How were womens menstrual/period cramps dealt with in 16th century England? What did women use/wear between their legs and underneath their dresses to keep from leaking? How were pms/pmdd symptoms dealt with? Did most women/some men even understand the concept of that, and were they even called that back then? Some answers would be helpful. Thank you.
Previous partially-related thread:
Hey Becky, you may want to get a female historian to look more into this, but I’ll try to answer this as best I can. Women’s menstruation, back then, was unfortunately very taboo, however, ironically, society expected that girls needed to go into menarche (another word for starting her period), so she could become of age to give birth, for her husband, and reproduce the next generation of human beings. Depending on her social status and how poor or wealthy she was, she might’ve used either a sanitary belt, (albeit uncomfortable), a piece of cloth or rag, or she might’ve just simply “gone with the flow”, (pun intended) and bled freely into her skirts and petticoats, even if it stained them. Then again, it’s possible women just didn’t really have as many periods as modern day women because they were expected to be pregnant more often, (from one baby to the next) and therefore, spending most of her young life without a period, every single month. And as for menopause, women went into that, too, a little earlier than women do today, and as long as the woman had been of good use to her husband, (giving birth in younger years), she (hopefully) wouldn’t have ostracized/mistreated for not being of reproductive age, anymore.ReplyDelete
Hi Howard, I appreciate your response. It’s no problem, in fact, as a woman, I think more men should be aware and (tactfully) talk about that “time of the month.” Thank you.ReplyDelete
I am curious, Howard, whether your response is based on primary-source documentary evidence, or perhaps some secondary source information that you gleaned from another Tudor history fan site, or just speculation. I ask this with all due respect because the topic is a very complex one that must take into account, among other things, the state of medical knowledge during that era and the paucity of evidence directly from the women affected. For authentically scholarly work on the issue, I recommend Bethan Hindson, "Attitudes Toward Menstruation and Menstrual Blood in Elizabethan England," Journal of Social History 43:1 (Fall 2009), 89-114; Patricia Crawford, "Attitudes To Menstruation in Seventeenth-Century England," Past & Present No.91 (May 1981), 47-73; and Thomas Laqueur, "Orgasm, Generation, and the Politics of Reproductive Biology," Representations No.14, 1-41. From just these three articles, it becomes clear that the subject of socio-cultural attitudes and practices surrounding female reproductive processes, including menstruation, is still rife with debate and contradiction, and historians have yet to reach a consensus of opinion on how women of the Tudor era handled their monthly periods.ReplyDelete

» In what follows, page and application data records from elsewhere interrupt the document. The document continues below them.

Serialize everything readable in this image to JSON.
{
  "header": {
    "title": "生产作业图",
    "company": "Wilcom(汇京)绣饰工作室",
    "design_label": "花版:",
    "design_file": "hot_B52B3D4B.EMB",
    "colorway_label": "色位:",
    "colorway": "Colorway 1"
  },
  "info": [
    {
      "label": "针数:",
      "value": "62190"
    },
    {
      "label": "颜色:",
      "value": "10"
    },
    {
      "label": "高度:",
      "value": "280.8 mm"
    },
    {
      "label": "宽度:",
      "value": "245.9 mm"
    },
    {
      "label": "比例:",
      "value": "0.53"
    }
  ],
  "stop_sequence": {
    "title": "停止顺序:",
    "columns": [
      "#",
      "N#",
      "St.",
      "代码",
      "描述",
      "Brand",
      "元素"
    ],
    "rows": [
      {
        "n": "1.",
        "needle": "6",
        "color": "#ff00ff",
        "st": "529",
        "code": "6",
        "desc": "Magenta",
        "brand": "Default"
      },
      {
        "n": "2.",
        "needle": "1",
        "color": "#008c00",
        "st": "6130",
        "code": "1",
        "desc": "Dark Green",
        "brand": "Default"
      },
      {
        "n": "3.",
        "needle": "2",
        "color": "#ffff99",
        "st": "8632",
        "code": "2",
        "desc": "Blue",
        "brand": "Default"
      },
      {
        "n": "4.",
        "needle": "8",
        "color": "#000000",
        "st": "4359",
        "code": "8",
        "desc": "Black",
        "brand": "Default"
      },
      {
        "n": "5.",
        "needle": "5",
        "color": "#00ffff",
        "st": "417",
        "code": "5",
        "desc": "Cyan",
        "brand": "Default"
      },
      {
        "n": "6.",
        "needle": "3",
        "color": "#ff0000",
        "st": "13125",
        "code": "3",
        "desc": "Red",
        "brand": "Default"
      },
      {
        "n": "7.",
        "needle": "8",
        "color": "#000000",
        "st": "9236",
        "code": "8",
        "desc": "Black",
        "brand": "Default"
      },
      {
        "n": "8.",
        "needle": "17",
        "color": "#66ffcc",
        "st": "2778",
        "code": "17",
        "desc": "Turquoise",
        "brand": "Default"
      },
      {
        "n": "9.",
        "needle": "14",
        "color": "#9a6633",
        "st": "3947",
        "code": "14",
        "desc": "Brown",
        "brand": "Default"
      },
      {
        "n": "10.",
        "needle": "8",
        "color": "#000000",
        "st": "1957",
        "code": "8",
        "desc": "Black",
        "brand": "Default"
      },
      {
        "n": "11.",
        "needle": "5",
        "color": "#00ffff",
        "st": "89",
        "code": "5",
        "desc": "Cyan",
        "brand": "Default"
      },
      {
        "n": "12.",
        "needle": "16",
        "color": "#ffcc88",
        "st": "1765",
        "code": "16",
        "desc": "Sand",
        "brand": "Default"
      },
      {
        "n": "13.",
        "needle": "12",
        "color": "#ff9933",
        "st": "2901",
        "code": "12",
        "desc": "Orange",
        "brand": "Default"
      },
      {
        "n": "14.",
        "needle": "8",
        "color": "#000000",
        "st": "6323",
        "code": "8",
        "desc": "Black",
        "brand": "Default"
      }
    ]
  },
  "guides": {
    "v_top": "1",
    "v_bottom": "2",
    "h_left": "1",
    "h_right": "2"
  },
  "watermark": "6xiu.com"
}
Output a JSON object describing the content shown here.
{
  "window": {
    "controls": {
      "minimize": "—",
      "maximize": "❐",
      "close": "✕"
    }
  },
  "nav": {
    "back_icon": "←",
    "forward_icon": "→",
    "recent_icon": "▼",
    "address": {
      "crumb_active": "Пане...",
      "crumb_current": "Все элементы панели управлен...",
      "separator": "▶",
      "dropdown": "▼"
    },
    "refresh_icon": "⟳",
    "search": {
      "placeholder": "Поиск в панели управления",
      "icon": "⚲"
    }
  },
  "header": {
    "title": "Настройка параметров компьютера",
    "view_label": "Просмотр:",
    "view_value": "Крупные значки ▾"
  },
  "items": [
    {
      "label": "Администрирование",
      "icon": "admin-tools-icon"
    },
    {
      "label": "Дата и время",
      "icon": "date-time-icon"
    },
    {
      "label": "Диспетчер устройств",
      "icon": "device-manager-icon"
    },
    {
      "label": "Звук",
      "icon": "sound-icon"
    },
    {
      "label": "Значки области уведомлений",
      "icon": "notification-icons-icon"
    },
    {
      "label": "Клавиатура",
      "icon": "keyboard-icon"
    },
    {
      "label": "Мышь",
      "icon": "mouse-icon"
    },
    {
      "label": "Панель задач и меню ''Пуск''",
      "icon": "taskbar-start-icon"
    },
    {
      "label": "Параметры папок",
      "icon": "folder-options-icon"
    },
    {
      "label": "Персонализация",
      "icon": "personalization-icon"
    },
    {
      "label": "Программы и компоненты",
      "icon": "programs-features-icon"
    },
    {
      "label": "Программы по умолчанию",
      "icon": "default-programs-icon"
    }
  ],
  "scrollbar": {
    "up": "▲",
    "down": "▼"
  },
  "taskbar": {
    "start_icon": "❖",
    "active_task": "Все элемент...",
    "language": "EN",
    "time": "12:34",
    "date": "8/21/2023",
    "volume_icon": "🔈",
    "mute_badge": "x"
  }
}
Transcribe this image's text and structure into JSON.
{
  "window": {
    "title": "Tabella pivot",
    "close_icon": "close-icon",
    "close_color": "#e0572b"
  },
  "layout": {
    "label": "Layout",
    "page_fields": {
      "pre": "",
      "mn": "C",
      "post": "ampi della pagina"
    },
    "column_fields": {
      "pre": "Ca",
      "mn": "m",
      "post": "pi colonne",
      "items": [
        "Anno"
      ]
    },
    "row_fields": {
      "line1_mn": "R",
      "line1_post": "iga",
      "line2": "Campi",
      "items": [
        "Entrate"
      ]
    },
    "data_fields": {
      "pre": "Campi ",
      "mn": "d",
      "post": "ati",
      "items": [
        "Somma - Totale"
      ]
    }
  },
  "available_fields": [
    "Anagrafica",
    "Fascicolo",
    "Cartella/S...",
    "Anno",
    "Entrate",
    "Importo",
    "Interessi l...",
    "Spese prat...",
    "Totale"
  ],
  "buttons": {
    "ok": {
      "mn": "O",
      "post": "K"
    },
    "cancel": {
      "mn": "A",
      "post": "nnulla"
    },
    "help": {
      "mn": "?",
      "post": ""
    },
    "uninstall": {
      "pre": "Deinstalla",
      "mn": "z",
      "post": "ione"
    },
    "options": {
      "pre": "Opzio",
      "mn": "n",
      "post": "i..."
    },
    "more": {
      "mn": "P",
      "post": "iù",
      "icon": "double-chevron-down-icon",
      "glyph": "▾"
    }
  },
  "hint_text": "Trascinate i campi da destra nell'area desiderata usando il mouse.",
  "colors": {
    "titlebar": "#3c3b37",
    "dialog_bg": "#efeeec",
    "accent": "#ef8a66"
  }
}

As someone who has studied historic costume in a casual way, the concept that women “ just bled into their clothes” seems ludicrous to me. I think it’s hard for us to really comprehend just how expensive even the simplest clothing was, at all levels of society. Undergarments, also expensive, we’re not just used for warmth and modesty but to protect the even more valuable outer garments. Consider that every garment was hand made in every single step and how valued they were. I find it hard to imagine that women didn’t find it purely common sense to use easily washed fabric pieces when they bled. Menstruation was private but by no means taboo to discuss, and would have been a topic of every marriage negotiation. It’s not like it was never discussed. It’s true that women who were actively having children may not have had many periods, but there were many women…young, widowed, unmarried, nuns, etc who were. Do you really think they were going about their business running the risk of having a big blood spot show up on their clothing? I don’t. I stick to the idea that scrap or reused fabric of some sort was used.ReplyDelete
The concept of PMS did exist, sometimes called “megrims”, or so I’ve read in several places but I’m sorry I can’t put my finger on a quote.
There are adult men in 2022 that think women use one tampon a day. One. Tampon. Per. Day.ReplyDelete
And many other stories of clueless fully grown men just as bad. I could never trust anything historical men wrote or believed about periods. Period.